▶ [Assignment]: Go through the data below and gather each line containing "Questwealth".

Page and application data records

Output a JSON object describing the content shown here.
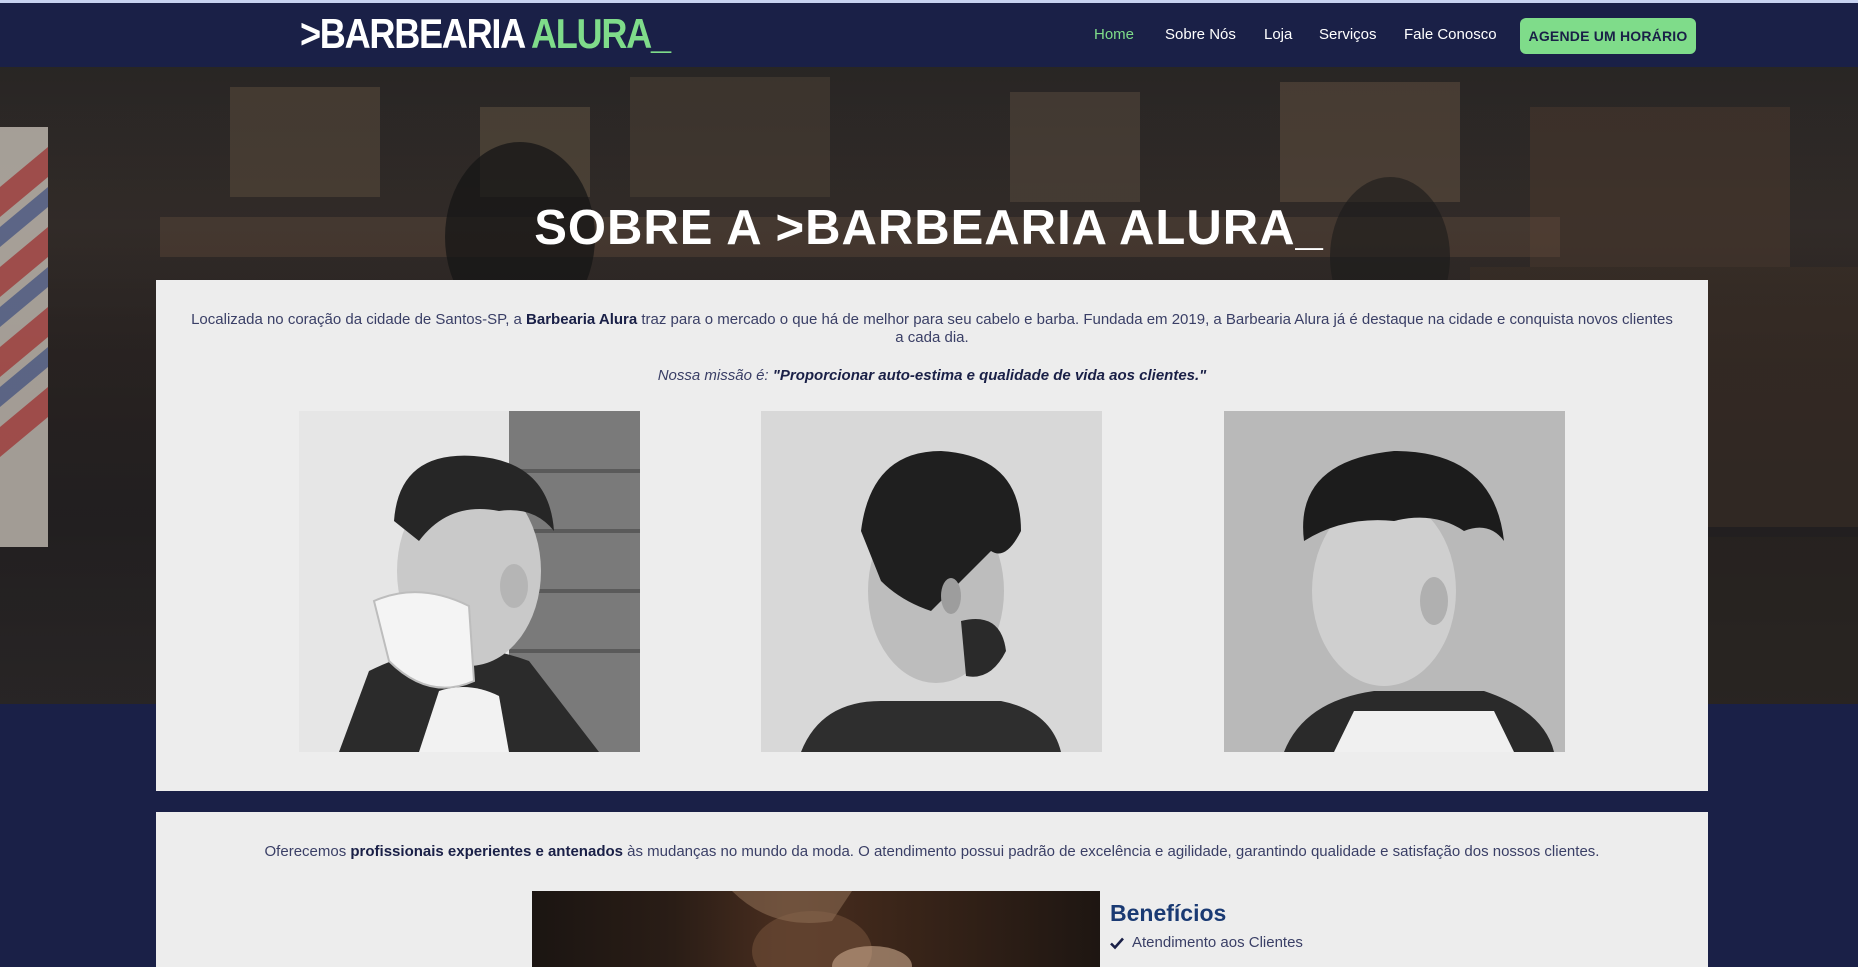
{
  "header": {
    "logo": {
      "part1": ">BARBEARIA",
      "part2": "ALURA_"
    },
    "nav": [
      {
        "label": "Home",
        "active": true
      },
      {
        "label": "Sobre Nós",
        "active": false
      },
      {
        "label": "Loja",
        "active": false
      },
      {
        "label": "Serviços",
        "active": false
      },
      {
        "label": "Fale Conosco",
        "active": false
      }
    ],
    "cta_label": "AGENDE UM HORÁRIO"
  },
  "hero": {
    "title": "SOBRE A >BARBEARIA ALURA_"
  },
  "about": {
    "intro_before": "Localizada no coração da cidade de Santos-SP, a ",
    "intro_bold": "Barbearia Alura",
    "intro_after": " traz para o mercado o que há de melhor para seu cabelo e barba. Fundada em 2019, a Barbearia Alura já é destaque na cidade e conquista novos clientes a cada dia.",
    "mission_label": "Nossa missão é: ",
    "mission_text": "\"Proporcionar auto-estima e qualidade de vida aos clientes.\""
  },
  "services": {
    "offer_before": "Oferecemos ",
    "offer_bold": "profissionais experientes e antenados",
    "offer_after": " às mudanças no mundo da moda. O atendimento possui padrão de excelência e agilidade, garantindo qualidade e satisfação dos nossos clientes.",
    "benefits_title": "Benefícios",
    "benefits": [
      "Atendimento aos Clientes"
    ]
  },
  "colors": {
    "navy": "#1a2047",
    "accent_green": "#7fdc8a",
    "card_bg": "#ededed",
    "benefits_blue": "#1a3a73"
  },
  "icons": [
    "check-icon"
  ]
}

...

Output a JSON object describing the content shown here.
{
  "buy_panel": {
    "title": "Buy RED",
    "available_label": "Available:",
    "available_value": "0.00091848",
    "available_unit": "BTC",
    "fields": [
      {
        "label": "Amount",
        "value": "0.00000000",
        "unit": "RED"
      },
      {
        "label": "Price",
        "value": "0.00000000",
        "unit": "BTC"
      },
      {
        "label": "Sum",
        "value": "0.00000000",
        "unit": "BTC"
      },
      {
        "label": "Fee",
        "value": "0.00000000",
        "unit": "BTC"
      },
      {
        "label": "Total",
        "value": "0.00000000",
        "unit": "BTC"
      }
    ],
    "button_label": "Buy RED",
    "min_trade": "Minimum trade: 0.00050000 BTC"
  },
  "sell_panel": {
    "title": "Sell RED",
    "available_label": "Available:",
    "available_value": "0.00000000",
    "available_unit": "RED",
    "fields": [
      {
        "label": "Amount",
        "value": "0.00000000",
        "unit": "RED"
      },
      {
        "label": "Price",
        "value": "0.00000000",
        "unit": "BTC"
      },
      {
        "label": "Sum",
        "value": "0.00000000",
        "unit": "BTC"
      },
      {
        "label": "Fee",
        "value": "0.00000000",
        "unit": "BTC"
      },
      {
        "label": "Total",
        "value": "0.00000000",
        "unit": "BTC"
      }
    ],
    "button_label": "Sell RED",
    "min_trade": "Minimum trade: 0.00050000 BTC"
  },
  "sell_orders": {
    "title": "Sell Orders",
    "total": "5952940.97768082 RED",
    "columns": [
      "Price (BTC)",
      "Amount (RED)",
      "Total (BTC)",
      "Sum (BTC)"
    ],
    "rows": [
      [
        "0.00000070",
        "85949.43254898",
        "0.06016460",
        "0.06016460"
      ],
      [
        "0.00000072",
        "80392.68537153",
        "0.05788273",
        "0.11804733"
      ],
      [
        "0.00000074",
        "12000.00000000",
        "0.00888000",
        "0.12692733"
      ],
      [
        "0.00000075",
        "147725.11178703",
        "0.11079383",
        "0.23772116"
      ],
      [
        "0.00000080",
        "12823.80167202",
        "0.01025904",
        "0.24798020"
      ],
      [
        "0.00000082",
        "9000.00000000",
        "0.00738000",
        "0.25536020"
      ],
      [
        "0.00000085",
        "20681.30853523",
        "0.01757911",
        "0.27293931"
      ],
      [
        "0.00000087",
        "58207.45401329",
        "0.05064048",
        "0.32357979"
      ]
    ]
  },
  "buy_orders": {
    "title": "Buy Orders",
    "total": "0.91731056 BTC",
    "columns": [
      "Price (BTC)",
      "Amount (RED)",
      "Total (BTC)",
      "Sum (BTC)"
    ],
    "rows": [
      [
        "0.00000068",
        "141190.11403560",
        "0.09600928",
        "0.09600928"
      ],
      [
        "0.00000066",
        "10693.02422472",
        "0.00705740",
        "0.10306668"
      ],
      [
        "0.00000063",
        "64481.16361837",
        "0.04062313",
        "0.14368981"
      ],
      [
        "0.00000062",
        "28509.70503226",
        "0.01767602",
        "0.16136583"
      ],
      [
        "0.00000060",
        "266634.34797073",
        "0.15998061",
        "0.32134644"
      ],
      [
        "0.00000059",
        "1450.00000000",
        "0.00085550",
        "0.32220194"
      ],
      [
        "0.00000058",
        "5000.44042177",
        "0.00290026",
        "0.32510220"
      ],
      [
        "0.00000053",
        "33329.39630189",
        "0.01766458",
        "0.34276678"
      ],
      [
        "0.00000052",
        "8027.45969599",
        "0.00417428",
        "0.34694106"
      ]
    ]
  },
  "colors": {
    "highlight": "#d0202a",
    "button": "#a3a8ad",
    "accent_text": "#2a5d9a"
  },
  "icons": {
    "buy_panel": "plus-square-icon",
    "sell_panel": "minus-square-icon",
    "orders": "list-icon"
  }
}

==

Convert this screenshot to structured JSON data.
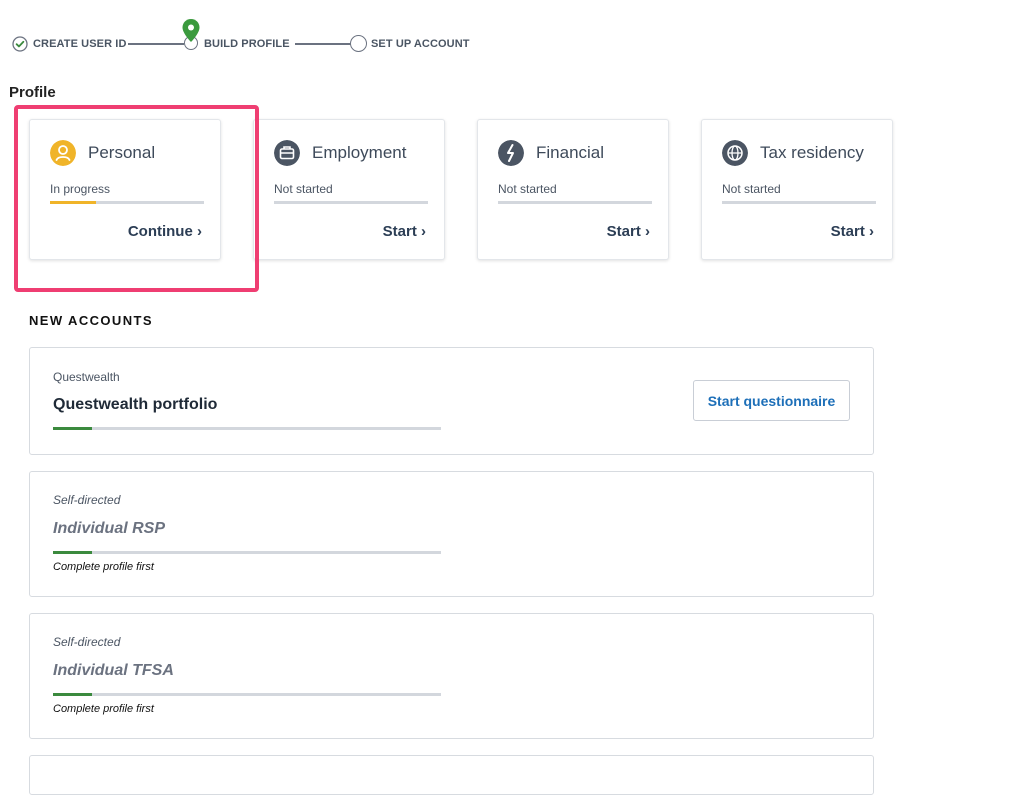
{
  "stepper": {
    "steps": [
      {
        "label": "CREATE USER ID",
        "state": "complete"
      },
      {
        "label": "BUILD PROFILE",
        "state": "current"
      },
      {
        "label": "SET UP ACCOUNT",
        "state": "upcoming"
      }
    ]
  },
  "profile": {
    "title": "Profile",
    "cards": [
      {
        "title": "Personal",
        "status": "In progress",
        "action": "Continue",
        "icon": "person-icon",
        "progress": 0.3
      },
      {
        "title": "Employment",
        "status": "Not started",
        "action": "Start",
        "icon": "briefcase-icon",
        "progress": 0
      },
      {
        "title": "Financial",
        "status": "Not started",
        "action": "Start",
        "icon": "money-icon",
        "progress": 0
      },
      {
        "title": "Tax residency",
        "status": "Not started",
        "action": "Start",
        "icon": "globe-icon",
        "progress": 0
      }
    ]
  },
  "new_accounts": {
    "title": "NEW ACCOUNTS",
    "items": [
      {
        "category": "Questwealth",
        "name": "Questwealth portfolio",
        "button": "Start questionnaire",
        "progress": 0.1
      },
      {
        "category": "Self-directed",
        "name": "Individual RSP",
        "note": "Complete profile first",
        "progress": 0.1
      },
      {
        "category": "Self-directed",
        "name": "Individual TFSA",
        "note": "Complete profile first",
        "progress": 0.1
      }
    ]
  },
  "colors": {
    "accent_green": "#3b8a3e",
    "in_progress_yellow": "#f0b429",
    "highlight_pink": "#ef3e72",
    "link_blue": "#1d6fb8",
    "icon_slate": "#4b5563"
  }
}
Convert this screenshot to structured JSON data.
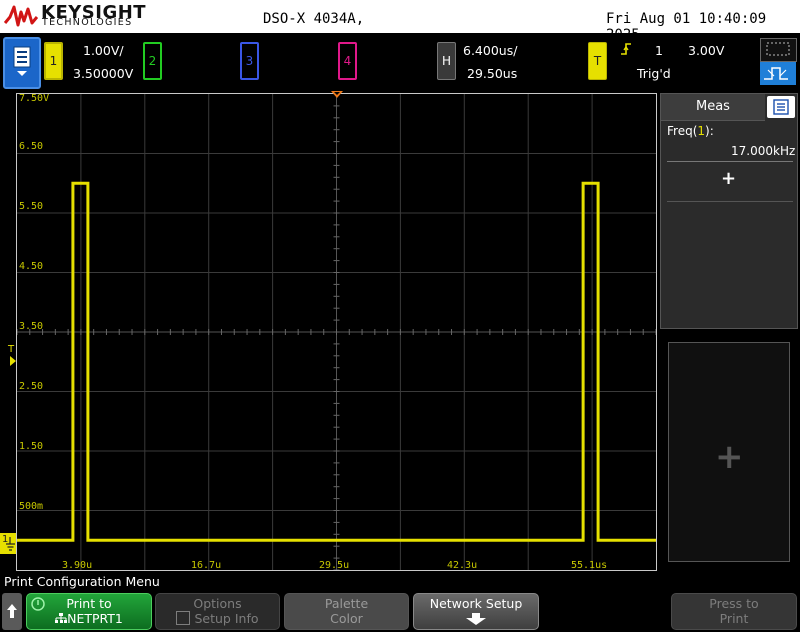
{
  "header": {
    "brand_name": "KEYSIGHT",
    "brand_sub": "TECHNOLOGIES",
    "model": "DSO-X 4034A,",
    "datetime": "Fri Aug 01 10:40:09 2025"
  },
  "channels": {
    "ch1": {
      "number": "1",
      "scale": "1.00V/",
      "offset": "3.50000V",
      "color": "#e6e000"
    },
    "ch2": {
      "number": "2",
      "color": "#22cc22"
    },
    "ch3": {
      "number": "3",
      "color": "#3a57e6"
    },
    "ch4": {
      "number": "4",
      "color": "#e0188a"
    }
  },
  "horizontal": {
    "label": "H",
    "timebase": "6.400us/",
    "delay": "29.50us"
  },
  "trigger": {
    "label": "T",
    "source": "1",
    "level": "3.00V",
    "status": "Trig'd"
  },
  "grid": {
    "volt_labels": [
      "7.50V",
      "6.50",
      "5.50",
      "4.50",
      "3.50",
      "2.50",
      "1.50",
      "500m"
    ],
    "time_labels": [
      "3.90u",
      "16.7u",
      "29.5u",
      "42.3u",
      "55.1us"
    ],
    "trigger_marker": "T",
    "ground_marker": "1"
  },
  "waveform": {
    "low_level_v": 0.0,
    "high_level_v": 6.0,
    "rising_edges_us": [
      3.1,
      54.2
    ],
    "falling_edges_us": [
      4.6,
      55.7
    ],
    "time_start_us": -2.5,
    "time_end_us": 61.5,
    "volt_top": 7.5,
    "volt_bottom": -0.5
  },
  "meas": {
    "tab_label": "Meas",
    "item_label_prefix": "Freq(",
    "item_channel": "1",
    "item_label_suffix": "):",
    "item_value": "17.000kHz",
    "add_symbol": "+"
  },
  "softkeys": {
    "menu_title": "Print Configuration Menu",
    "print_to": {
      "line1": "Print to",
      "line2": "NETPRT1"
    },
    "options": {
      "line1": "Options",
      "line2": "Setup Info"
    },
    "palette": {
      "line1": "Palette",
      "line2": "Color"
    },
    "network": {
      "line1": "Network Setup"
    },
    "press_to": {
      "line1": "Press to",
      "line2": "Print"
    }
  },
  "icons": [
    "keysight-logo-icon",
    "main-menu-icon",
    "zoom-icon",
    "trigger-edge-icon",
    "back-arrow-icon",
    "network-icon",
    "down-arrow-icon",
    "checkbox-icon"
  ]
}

▶ [Answer space]:
        "category": "Questwealth",
        "name": "Questwealth portfolio",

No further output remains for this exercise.